Wat Chedi Luang behind one of the many beautiful temples in Chiang Mai.
Close up of the historic Wat Chedi Luang, constructed in the 14th century.
The GORGEOUS grounds to the Royal Palace. A must see in Bangkok.
Beautiful cliffs of Railay Beach in Krabi.
Under that surface of good infrastructure, overall safe cities, clean streets and an amazing trash pickup system (I’m still figuring out how they manage trash pickups everyday on every street), there lies an underbelly of Thai culture, largely driven by western demand. It’s like the many cockroaches I see every night on the sidewalks— visible, but easy to dismiss as they quickly disappear through the cracks of the sewers and walls for an escape. You can see exploitation in Thailand but must be conscious of it in order to avoid enabling it.
After just listening to David Foster Wallace’s 2005 commencement address to Kenyon College, I realize the dramatic shifts my thinking and way of living has gone over the past several years. Wallace states that sometimes, “The most obvious and important realities are often the ones are the hardest to see and talk about.” The “banal platitudes” of life are the ones that seem to be meaningless but happen “day in and day out.” Grocery shopping, the laundry, brushing our teeth— do we ever think about these things, or are these just the necessities that drive our life into seemingly endless tedium? Wallace starts his address by telling the “fish story.” Two young fish swim towards an older fish who nods and says, “Morning boys. How’s the water?” The two fish swim along for a bit and one turns to the other and asks, “What the hell is water.”
Graduating college in 2011, I, like most fresh college graduates sought to jump right into the workforce, make those big bucks, and REALLY enjoy the real world. My frantic job search for two months landed me away from the pizza shop (shout out to Brenda’s Pizzeria, my place of employment for eight great summers) to a government defense contractor position working in Army chemical defense research (yea, cool stuff). This was an incredible opportunity to flex my research muscles and get some real world experience in the research field. With an incredible mentor and great team, I was able to do just that— attending several conferences around the country and even contributing to several papers that will be published in the near future. My love for science was being nurtured well, but an itch to get out into the world and immerse myself in new cultures had not fully been scratched.

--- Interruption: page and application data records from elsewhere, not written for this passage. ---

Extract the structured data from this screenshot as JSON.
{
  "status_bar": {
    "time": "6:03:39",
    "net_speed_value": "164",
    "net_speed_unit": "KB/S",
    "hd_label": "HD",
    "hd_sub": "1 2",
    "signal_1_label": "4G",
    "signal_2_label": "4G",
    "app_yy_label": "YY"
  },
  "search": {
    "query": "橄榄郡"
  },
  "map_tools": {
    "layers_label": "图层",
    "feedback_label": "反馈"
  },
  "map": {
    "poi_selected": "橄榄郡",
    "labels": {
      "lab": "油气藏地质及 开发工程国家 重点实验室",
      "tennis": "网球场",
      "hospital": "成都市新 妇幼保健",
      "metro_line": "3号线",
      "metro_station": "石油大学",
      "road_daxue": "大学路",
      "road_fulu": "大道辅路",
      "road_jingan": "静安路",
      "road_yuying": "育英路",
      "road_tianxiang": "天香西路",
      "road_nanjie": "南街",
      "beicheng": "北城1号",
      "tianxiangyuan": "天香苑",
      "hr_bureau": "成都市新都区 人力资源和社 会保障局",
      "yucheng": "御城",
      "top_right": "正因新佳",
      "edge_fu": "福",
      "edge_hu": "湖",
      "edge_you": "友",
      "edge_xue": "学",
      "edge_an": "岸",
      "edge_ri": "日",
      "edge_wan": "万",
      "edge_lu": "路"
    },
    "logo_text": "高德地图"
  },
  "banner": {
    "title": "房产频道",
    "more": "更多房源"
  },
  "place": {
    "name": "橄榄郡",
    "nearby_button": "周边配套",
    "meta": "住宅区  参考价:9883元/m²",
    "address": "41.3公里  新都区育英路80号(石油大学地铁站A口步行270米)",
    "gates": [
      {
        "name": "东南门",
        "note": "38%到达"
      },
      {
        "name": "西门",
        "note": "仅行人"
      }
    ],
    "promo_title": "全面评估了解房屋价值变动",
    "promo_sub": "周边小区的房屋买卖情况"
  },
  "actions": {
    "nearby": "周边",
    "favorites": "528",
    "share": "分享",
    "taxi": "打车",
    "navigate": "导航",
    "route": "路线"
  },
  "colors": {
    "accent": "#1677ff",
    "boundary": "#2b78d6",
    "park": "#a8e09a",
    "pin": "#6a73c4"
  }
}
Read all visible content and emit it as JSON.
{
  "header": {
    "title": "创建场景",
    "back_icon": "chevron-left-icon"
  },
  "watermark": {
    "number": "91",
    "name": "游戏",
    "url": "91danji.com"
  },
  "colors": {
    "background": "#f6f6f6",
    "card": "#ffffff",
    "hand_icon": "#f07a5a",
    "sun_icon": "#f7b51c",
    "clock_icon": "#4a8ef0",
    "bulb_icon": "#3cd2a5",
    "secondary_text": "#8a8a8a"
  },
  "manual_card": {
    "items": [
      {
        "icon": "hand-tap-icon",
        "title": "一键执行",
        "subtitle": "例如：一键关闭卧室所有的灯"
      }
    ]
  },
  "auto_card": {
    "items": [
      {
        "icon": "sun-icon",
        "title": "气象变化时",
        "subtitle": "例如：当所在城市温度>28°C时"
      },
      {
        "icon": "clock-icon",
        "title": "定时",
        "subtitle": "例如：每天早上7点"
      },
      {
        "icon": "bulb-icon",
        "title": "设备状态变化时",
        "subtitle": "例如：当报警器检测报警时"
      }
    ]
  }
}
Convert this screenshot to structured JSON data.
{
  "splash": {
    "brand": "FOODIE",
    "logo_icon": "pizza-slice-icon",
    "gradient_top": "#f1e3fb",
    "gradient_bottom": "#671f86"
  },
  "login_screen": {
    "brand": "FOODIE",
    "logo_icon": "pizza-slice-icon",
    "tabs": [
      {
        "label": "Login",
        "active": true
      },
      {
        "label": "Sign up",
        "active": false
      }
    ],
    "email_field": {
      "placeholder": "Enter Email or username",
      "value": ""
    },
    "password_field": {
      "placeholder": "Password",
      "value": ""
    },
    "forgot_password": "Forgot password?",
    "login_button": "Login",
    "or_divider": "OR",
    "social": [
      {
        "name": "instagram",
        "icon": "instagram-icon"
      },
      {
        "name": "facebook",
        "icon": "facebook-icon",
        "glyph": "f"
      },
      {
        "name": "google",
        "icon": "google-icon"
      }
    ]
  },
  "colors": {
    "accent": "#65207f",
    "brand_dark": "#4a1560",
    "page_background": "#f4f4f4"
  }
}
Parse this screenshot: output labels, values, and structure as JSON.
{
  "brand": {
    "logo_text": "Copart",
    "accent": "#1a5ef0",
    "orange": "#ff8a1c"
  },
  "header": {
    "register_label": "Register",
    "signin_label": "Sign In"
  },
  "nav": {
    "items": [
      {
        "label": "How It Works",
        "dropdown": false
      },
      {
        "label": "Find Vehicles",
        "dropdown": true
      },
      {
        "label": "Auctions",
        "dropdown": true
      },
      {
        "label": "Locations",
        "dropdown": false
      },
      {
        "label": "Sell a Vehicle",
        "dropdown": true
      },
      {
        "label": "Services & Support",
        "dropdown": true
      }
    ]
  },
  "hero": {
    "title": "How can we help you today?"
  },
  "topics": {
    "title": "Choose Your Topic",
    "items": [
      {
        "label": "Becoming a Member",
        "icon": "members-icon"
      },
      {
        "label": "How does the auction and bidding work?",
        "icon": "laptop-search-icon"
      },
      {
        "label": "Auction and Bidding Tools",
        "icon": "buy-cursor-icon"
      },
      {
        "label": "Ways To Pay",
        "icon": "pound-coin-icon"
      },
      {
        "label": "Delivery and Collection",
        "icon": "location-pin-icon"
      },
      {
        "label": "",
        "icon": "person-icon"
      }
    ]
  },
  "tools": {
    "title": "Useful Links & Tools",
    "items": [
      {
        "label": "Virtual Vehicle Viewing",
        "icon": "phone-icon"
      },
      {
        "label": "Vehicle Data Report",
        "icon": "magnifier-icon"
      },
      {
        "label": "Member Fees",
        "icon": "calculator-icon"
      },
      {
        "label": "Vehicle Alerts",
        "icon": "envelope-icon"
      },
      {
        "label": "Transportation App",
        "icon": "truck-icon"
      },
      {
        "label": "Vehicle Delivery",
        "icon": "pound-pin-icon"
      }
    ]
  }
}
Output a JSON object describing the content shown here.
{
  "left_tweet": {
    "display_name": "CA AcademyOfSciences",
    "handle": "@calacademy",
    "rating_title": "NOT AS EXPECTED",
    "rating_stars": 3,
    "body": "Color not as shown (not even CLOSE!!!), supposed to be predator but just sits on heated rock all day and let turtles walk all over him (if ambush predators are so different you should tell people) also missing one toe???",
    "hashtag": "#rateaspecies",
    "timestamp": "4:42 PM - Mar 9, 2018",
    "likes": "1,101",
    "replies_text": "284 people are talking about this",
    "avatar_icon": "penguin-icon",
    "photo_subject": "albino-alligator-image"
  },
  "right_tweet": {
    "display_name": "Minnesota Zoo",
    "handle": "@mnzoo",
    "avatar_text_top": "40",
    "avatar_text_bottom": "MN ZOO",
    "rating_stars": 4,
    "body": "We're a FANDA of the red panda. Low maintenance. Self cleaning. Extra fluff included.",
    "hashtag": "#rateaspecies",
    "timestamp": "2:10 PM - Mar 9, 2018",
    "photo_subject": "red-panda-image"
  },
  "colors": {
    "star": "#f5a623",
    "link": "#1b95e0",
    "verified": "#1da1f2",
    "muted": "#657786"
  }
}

That’s one good Bronx Belly Buster Steak and Cheese Hero.
Chemistry and Biology B.S. degrees attained.
Welcoming ceremony at our research institute. Yes, Darryl and I ended up working at the same place. Great carpooling opportunity!